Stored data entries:
**********

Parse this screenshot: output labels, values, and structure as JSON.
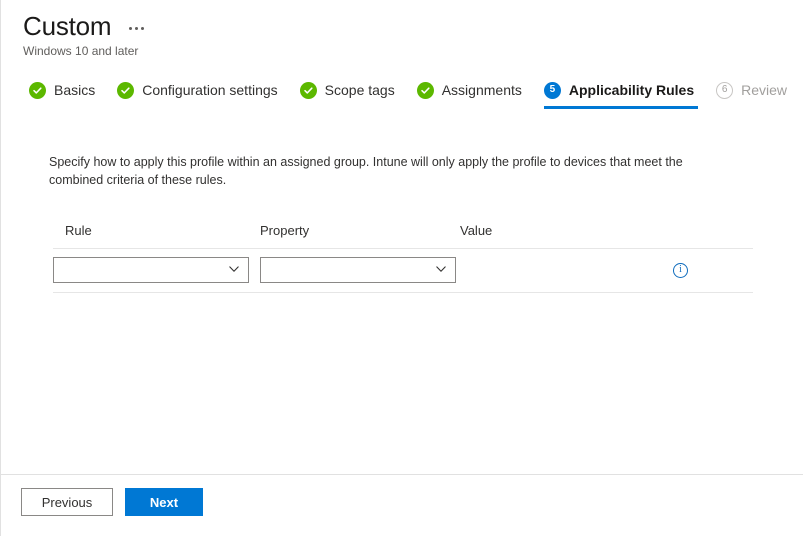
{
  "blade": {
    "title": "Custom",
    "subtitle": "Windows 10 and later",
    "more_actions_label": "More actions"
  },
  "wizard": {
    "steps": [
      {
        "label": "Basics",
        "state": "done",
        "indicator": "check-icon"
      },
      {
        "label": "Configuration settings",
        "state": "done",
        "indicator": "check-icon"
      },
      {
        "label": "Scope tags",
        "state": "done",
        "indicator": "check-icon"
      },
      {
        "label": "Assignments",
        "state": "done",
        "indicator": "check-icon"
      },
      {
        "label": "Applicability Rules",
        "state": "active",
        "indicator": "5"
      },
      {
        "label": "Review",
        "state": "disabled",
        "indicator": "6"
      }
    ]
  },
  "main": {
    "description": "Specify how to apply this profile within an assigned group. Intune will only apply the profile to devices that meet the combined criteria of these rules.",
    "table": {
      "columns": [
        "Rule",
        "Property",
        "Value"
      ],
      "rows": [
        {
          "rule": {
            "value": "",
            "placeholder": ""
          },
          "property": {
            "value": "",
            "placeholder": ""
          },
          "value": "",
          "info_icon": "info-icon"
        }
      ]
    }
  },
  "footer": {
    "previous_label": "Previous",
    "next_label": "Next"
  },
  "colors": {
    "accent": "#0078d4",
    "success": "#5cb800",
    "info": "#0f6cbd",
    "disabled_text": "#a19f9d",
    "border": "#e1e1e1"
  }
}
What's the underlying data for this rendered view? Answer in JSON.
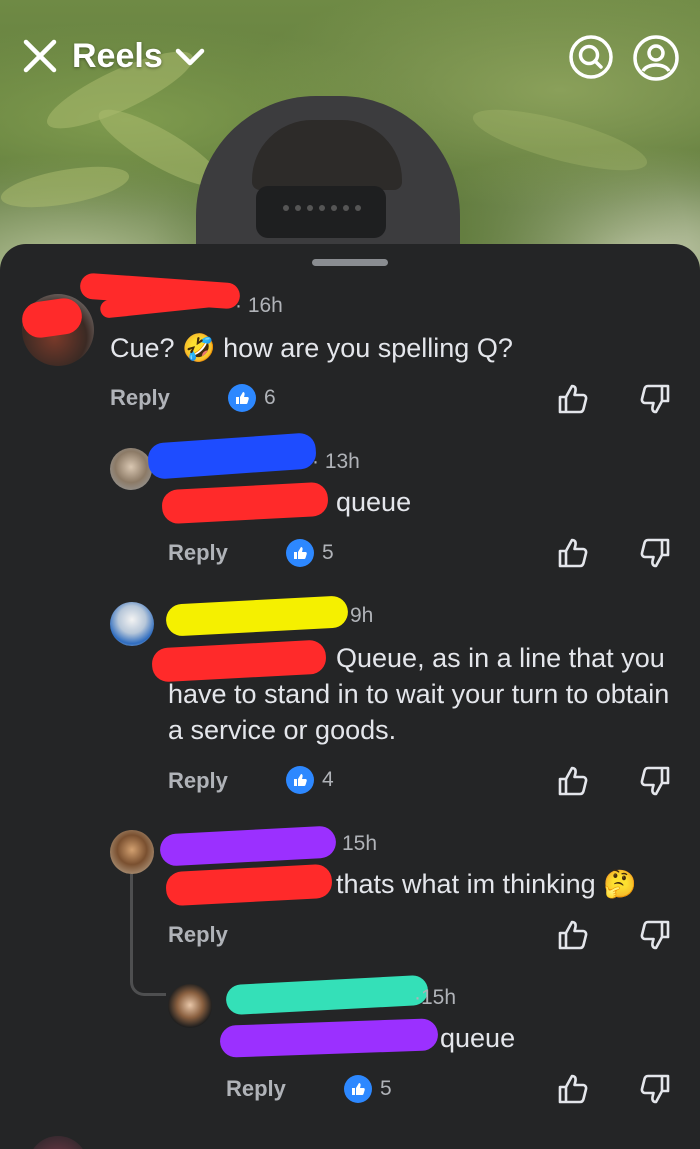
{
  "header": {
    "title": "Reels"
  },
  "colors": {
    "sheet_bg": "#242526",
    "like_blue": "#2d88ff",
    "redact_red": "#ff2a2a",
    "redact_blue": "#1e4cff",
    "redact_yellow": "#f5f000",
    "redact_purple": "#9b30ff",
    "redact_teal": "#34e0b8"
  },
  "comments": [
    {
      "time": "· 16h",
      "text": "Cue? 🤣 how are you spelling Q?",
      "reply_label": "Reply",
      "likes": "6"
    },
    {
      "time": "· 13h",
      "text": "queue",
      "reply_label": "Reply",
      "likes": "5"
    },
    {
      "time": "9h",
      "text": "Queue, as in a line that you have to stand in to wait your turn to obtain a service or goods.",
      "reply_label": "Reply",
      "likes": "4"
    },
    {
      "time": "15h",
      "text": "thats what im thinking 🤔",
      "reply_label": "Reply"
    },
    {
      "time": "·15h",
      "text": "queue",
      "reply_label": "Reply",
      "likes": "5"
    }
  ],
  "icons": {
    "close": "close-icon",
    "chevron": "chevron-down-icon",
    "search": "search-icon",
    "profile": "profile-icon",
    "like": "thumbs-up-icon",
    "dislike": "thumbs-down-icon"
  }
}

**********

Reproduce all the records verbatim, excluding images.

Parse this screenshot: output labels, values, and structure as JSON.
{
  "blade": {
    "title": "Custom",
    "subtitle": "Windows 10 and later",
    "more_actions_label": "More actions"
  },
  "wizard": {
    "steps": [
      {
        "label": "Basics",
        "state": "done",
        "indicator": "check-icon"
      },
      {
        "label": "Configuration settings",
        "state": "done",
        "indicator": "check-icon"
      },
      {
        "label": "Scope tags",
        "state": "done",
        "indicator": "check-icon"
      },
      {
        "label": "Assignments",
        "state": "done",
        "indicator": "check-icon"
      },
      {
        "label": "Applicability Rules",
        "state": "active",
        "indicator": "5"
      },
      {
        "label": "Review",
        "state": "disabled",
        "indicator": "6"
      }
    ]
  },
  "main": {
    "description": "Specify how to apply this profile within an assigned group. Intune will only apply the profile to devices that meet the combined criteria of these rules.",
    "table": {
      "columns": [
        "Rule",
        "Property",
        "Value"
      ],
      "rows": [
        {
          "rule": {
            "value": "",
            "placeholder": ""
          },
          "property": {
            "value": "",
            "placeholder": ""
          },
          "value": "",
          "info_icon": "info-icon"
        }
      ]
    }
  },
  "footer": {
    "previous_label": "Previous",
    "next_label": "Next"
  },
  "colors": {
    "accent": "#0078d4",
    "success": "#5cb800",
    "info": "#0f6cbd",
    "disabled_text": "#a19f9d",
    "border": "#e1e1e1"
  }
}
What's the underlying data for this rendered view? Answer in JSON.
{
  "header": {
    "title": "Reels"
  },
  "colors": {
    "sheet_bg": "#242526",
    "like_blue": "#2d88ff",
    "redact_red": "#ff2a2a",
    "redact_blue": "#1e4cff",
    "redact_yellow": "#f5f000",
    "redact_purple": "#9b30ff",
    "redact_teal": "#34e0b8"
  },
  "comments": [
    {
      "time": "· 16h",
      "text": "Cue? 🤣 how are you spelling Q?",
      "reply_label": "Reply",
      "likes": "6"
    },
    {
      "time": "· 13h",
      "text": "queue",
      "reply_label": "Reply",
      "likes": "5"
    },
    {
      "time": "9h",
      "text": "Queue, as in a line that you have to stand in to wait your turn to obtain a service or goods.",
      "reply_label": "Reply",
      "likes": "4"
    },
    {
      "time": "15h",
      "text": "thats what im thinking 🤔",
      "reply_label": "Reply"
    },
    {
      "time": "·15h",
      "text": "queue",
      "reply_label": "Reply",
      "likes": "5"
    }
  ],
  "icons": {
    "close": "close-icon",
    "chevron": "chevron-down-icon",
    "search": "search-icon",
    "profile": "profile-icon",
    "like": "thumbs-up-icon",
    "dislike": "thumbs-down-icon"
  }
}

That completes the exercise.